That was not the case on Friday. Chen escaped the first inning unscathed despite walking two. He was not as fortunate in the second. After Carlos Santana knocked a leadoff single, Aaron Altherr turned on Chen's payoff pitch -- his first of two home runs on the night. Chen just narrowly missed a called strike three the pitch before.

Video: MIA@PHI: Altherr clubs 2-run jack to open the scoring

"I don't know if that changes anything, but obviously, we couldn't really stop them in any way shape or form," Mattingly said.

Roman Quinn added a solo shot three batters later. Tayron Guerrero, Javy Guerra and Holaday each allowed three earned runs in an inning each of relief. The Marlins' only offense came via Realmuto's solo shot in the sixth and off Scott Kingery's error in the seventh that scored Austin Dean.
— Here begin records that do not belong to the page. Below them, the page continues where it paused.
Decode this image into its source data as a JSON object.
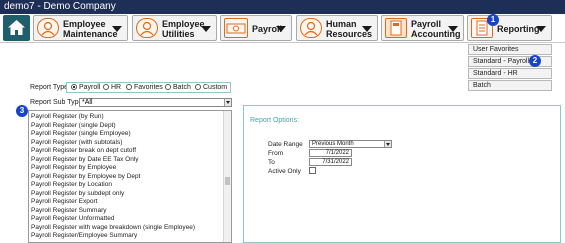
{
  "window": {
    "title": "demo7 - Demo Company"
  },
  "toolbar": {
    "home_icon": "home-icon",
    "buttons": [
      {
        "line1": "Employee",
        "line2": "Maintenance",
        "icon": "employee-icon"
      },
      {
        "line1": "Employee",
        "line2": "Utilities",
        "icon": "employee-utilities-icon"
      },
      {
        "line1": "Payroll",
        "line2": "",
        "icon": "payroll-money-icon"
      },
      {
        "line1": "Human",
        "line2": "Resources",
        "icon": "human-resources-icon"
      },
      {
        "line1": "Payroll",
        "line2": "Accounting",
        "icon": "calculator-icon"
      },
      {
        "line1": "Reporting",
        "line2": "",
        "icon": "reporting-icon"
      }
    ]
  },
  "reporting_menu": {
    "items": [
      "User Favorites",
      "Standard - Payroll",
      "Standard - HR",
      "Batch"
    ]
  },
  "badges": {
    "b1": "1",
    "b2": "2",
    "b3": "3"
  },
  "report_type": {
    "label": "Report Type",
    "options": [
      "Payroll",
      "HR",
      "Favorites",
      "Batch",
      "Custom"
    ],
    "selected": "Payroll"
  },
  "report_sub_type": {
    "label": "Report Sub Type",
    "value": "*All"
  },
  "report_list": [
    "Payroll Register (by Run)",
    "Payroll Register (single Dept)",
    "Payroll Register (single Employee)",
    "Payroll Register (with subtotals)",
    "Payroll Register break on dept cutoff",
    "Payroll Register by Date EE Tax Only",
    "Payroll Register by Employee",
    "Payroll Register by Employee by Dept",
    "Payroll Register by Location",
    "Payroll Register by subdept only",
    "Payroll Register Export",
    "Payroll Register Summary",
    "Payroll Register Unformatted",
    "Payroll Register with wage breakdown (single Employee)",
    "Payroll Register/Employee Summary"
  ],
  "report_options": {
    "title": "Report Options:",
    "date_range_label": "Date Range",
    "date_range_value": "Previous Month",
    "from_label": "From",
    "from_value": "7/1/2022",
    "to_label": "To",
    "to_value": "7/31/2022",
    "active_only_label": "Active Only"
  },
  "colors": {
    "title_bar": "#1e2f57",
    "badge": "#1546c4",
    "accent_teal": "#1f5f6b",
    "icon_orange": "#e06a1a"
  }
}
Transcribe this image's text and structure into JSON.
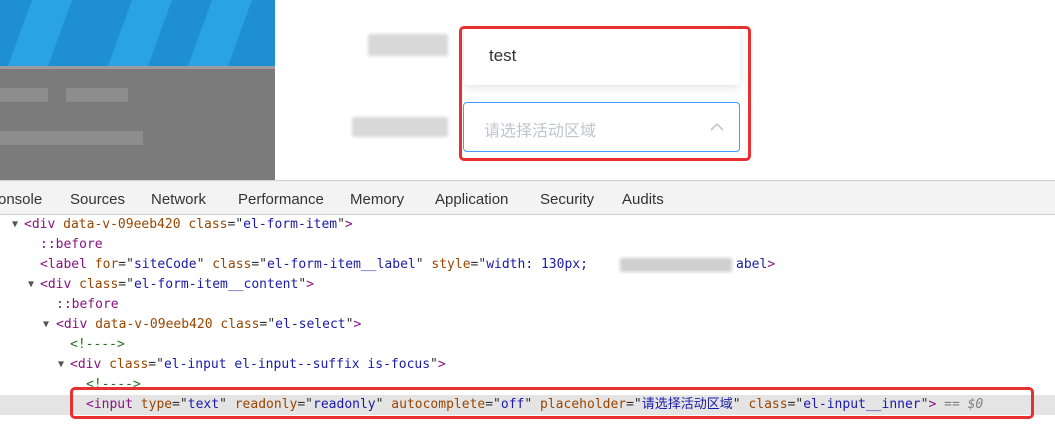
{
  "form": {
    "test_value": "test",
    "select_placeholder": "请选择活动区域"
  },
  "devtools": {
    "tabs": [
      "onsole",
      "Sources",
      "Network",
      "Performance",
      "Memory",
      "Application",
      "Security",
      "Audits"
    ]
  },
  "dom": {
    "l1": {
      "tag_open": "<div",
      "a1": "data-v-09eeb420",
      "a2": "class",
      "v2": "el-form-item",
      "tag_close": ">"
    },
    "l2": {
      "pseudo": "::before"
    },
    "l3": {
      "tag_open": "<label",
      "a1": "for",
      "v1": "siteCode",
      "a2": "class",
      "v2": "el-form-item__label",
      "a3": "style",
      "v3_start": "width: 130px;",
      "v3_end": "abel",
      "tag_close": ">"
    },
    "l4": {
      "tag_open": "<div",
      "a1": "class",
      "v1": "el-form-item__content",
      "tag_close": ">"
    },
    "l5": {
      "pseudo": "::before"
    },
    "l6": {
      "tag_open": "<div",
      "a1": "data-v-09eeb420",
      "a2": "class",
      "v2": "el-select",
      "tag_close": ">"
    },
    "l7": {
      "comment": "<!---->"
    },
    "l8": {
      "tag_open": "<div",
      "a1": "class",
      "v1": "el-input el-input--suffix is-focus",
      "tag_close": ">"
    },
    "l9": {
      "comment": "<!---->"
    },
    "l10": {
      "tag_open": "<input",
      "a1": "type",
      "v1": "text",
      "a2": "readonly",
      "v2": "readonly",
      "a3": "autocomplete",
      "v3": "off",
      "a4": "placeholder",
      "v4": "请选择活动区域",
      "a5": "class",
      "v5": "el-input__inner",
      "tag_close": ">",
      "eq": "==",
      "dollar": "$0"
    }
  }
}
Video: MIA@PHI: Dean races home on Kingery's error in 7th

None of these instances were the sole reason the Marlins went on to lose by 12 on Friday. That matters little, because Miami is more than 12 games behind the next closest team in the division standings. But, for Chen, that's hardly consolation as he searches for answers at the tail end of a frustrating season.

"I guess I probably need to do some more homework for the games on the road," Chen said. "Maybe that's what I need to do."

MOMENTS THAT MATTERED
Speed over power: Chen loaded the bases in the fourth by surrendering three straight singles, but got Eflin to strike out for the inning's first out. Quinn, the eighth-fastest runner in baseball, according to Statcast™, then rolled a potential inning-ending double-play ball, but beat the throw to first base. Altherr, who took off from second base, took advantage of the focus on the first-base umpire's call and raced home to sneak his hand in on a nifty slide.

Video: MIA@PHI: Altherr's hustles to score on Quinn's FC

SOUND SMART
Realmuto ripped his 21st home run of the season in the sixth inning, when he sent the first pitch from Eflin into the seats in left-center field. The ball traveled a projected 422 feet, according to Statcast™, making it Realmuto's second longest homer of 2018. Realmuto has now hit 18 home runs as a catcher this season and needs just one more to tie Charles Johnson's franchise record set in 1997.

YOU GOTTA SEE THIS
Facing a nine-run deficit in the eighth inning, Mattingly elected to put catcher Holaday on the mound for the second time this season rather than expend another relief pitcher the day before a bullpen game. Holaday allowed three earned runs on four hits, including Mitch Walding's 435-foot home run, the first hit of Walding's career.

When Rhys Hoskins -- who struck out against Holaday in April -- led off the frame with a double, Holaday tipped his cap and laughed.

"That's basically saving," Mattingly said. "We know what kind of game we've got tomorrow."

Video: MIA@PHI: Holaday navigates 8th with Straily's glove

UP NEXT
Realmuto will lead the Marlins' lineup into Saturday's 7:05 p.m. ET game at Citizens Bank Park, which is slated to be a bullpen game for Miami. Mattingly did not name a probable starter after Friday's loss. The Phillies will start Vince Velasquez, who has 1-3 with a 6.66 ERA in six starts since throwing 6 1/3 scoreless innings against the Marlins on Aug. 3.

Joe Bloss is a reporter for MLB.com based in Philadelphia.

Miami Marlins, Wei-Yin Chen